With its remote location and dependence on the
uninterrupted flow of supplies from the lower 48 states, the Governor of Alaska
has made disaster readiness a hallmark of his administration.
Gov. Sean Parnell worries a major earthquake or
volcanic eruption could leave the state’s 720,000 residents stranded
and cut off from food and supply lines. His answer: Build giant warehouses
full of emergency food and supplies, just in case.
For some in the lower 48, it may seem like an
extreme step. But Parnell says this is just Alaska.
“We have a different motivation to do this, because
help is a long ways away,” said John Madden, Alaska’s
emergency management director.
The state plans two food stockpiles in or near
Fairbanks and Anchorage, two cities that also have military bases.
Construction on the two storage facilities will begin this fall, and the
first food deliveries are targeted for December. The goal is to have enough
food to feed 40,000 people for up to a week, including three days of
ready-to-eat meals and four days of bulk food that can be prepared and cooked
for large groups. To put that number into perspective, Alaska’s largest
city, Anchorage, has about 295,000 people, according to the U.S. Census
Bureau, and Juneau, its third largest, about 31,000.
It’s not unusual for states that routinely
experience hurricanes or other large-scale disasters to have supplies like
water, ready-to-eat meals, cots and blankets. But Alaska is interested in
stocking food with at least a five-year shelf life that meets the
nutrition, health and cultural requirements of the state’s unique
An estimated 90 percent of commodities entering
Alaska are delivered through the Port of Anchorage. Air service is also a
critical link to the outside world and generally the only way to reach many
rural communities. A volcanic blast emitting a large amount of smoke and ash
could disrupt supply lines by air and water for an extended period, Madden
said, and an earthquake could knock out airport runways or ports. Those are
just some of the disasters that might require emergency supplies.
State officials have been working to encourage
individual responsibility, with talks at schools and public gatherings.
Emergency management officials plan to have a booth at the Alaska State Fair.
A statewide disaster drill is planned for October.
Over the past year, the state has acquired or
purchased water purification units and generators designed to work in cold
climates, including units that could power facilities like hospitals, Madden
said. Officials also are determining what the state needs in terms of
emergency medical supplies and shelter, he said.
Alaska’s Governor understands the fragility of
modern just-in-time supply lines, and rather than leaving his state completely
unprepared for a disaster as Louisiana did in the aftermath of Hurricane Katrina, he is taking
steps to have at least the bare necessities on hand in the event of a

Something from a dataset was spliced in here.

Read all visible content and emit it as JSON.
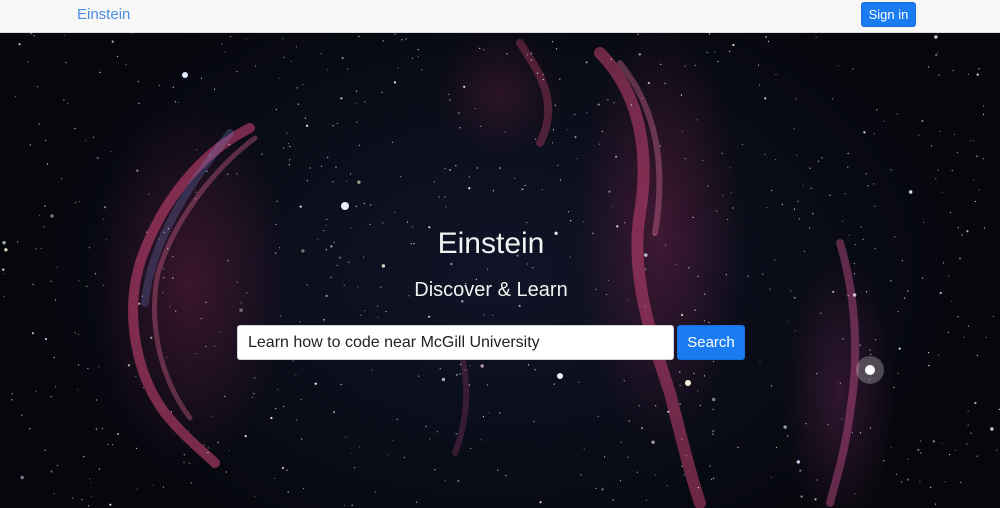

Of note is that the State will only be stockpiling
about five days worth of food and critical supplies
for its population. Definitely a good start, but certainly not enough for any
prolonged disaster that may strike their ports or the Continental United
States. That’s why they are urging individuals to take it upon
themselves to prepare as well.
As we have seen with every major disaster in the
world over the last century, when an emergency strikes the government will be
overwhelmed. Help will
not be on the way –
police, medical personnel and local government could potentially disappear in
a serious emergency as first responders would go home to be with their
families, or simply be out of contact due to downed communication lines.
Like Alaska, every American should prepare for
the absence of government assistance and create a well rounded preparedness plan to deal with the aftermath of a disaster, whether
natural or man-made.